Robert Greenwald, M.D.
COULD YOUR PAIN BE POLYMYALGIA RHEUMATICA? Robert Greenwald, M.D. An often-overlooked cause of muscular and arthritic pain in senior citizens goes by the funny name of polymyalgia rheumatica, abbreviated PMR. It is a mysterious condition with which many physicians are not familiar. When properly diagnosed and treated, immediate and substantial relief can be given to its suffers.

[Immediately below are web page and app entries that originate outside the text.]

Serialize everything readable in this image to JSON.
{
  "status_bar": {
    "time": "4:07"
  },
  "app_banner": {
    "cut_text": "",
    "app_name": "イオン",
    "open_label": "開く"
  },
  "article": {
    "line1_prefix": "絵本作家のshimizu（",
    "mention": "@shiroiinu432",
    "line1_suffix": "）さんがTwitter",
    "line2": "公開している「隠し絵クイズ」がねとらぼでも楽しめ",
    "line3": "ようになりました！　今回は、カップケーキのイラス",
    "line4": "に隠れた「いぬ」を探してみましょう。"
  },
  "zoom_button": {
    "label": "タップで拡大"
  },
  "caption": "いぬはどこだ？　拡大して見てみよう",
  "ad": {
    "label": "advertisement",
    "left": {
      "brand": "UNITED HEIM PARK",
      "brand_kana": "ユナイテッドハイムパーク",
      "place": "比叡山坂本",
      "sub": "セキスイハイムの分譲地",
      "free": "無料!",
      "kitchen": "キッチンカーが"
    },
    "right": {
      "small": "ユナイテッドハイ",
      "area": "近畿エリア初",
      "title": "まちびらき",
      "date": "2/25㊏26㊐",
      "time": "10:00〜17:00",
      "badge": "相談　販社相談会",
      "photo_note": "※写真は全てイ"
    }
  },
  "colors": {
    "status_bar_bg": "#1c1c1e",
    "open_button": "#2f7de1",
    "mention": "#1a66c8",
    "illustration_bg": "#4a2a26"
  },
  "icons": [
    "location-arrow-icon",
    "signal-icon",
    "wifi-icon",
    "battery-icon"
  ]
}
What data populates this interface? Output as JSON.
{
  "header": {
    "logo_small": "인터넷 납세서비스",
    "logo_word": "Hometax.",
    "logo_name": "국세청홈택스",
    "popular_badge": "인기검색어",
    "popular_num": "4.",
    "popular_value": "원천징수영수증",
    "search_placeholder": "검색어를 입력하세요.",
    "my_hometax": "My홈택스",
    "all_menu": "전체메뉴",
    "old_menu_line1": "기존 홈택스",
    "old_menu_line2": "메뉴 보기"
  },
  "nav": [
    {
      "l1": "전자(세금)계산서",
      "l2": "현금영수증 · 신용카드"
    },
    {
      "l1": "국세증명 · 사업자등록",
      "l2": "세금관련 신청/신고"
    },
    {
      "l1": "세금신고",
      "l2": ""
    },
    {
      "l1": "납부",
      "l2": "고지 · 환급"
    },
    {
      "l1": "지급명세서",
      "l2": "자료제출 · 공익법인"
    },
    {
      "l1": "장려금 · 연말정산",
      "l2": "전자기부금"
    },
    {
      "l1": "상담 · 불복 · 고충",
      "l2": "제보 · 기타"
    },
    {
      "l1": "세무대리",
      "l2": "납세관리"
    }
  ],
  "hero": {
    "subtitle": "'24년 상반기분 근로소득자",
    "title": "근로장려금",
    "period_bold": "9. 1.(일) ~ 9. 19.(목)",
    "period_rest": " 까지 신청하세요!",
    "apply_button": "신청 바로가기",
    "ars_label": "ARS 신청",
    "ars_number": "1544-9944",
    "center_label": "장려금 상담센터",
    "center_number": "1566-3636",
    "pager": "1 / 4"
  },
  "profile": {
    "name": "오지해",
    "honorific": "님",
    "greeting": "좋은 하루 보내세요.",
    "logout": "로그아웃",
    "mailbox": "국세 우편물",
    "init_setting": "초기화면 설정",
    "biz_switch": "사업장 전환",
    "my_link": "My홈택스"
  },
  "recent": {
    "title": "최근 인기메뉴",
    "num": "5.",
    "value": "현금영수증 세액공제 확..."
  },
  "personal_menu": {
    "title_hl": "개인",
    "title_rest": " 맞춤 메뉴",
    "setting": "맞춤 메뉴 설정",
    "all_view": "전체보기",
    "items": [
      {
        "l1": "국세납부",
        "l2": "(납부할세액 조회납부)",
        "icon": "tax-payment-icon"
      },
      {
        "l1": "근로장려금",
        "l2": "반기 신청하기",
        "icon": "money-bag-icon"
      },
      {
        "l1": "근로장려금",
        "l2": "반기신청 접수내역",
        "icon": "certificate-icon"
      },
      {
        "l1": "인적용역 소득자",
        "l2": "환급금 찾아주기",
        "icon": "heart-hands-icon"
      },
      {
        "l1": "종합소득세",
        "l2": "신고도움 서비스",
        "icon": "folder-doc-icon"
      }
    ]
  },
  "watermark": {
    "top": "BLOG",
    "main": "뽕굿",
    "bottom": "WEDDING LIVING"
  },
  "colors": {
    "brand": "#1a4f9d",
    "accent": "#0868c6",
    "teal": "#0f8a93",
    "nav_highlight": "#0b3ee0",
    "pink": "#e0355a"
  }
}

PMR is very rare under the age of 60 and is seen mostly in Caucasians. It usually starts suddenly. Patients often report that they went to bed fine and woke up sore all over. It affects the muscles of the upper arms and upper legs. Symptoms include difficulty putting on a sweater or coat, trouble standing up from a chair, tossing and turning at night, and severe morning stiffness. The pains are usually symmetrical, and the hallmark is pain – not weakness. In some cases there is swelling on the back of the hands and wrists.PMR occurs in clusters – a specialist will see a few cases in a month and then it may disappear for several months at a time.
It is important to diagnose PMR not only because it can easily be treated, but also because there is a rare complication called temporal arteritis. This is inflammation of an artery that runs on the side of the forehead. Temporal arteritis, also called giant cell arteritis, can cause permanent vision loss that is devastating and irreversible. Symptoms include headache, pain on chewing food, and fever. Since the consequences of temporal arteritis are so serious, we often recommend a temporal artery biopsy whenever we even think it might be present. I would rather have ten negative biopsies than one patient go blind!
The key to diagnosis is first suspicion and second, a blood test called ESR (erythrocyte sedimentation rate.) Most cases have an elevated ESR (up to 30 is normal, 50 or more is highly suspicious, 100 is almost certain.) However, some cases have a normal ESR. Polymyalgia is not the same as fibromyalgia. Fibromyalgia is a psychosomatic disorder of younger people (mostly women), but both conditions cause diffuse pain with poor sleep and morning exacerbation.
The only effective treatment for PMR is with steroids, which of course is not without risk. Fortunately, almost all patients will get dramatically better within a few days on a very low dose. Anti-inflammatory drugs, such as Aleve or Advil, are uniformly ineffective. Prednisone (a steroid that is commonly used) is a 12-hour drug so it should be given half in the morning and half at night. Patients with diabetes or osteoporosis must be very careful as this drug can worsen these conditions. After 3 to 6 weeks on 10 mg, the dose is reduced in very small decrements – 9 mg/day for 3 weeks, then 8, etc. If I suspect PMR and give the patient 10 mg of Prednisone, and they call 3 days later using the word “miracle,” then I know my diagnosis was correct!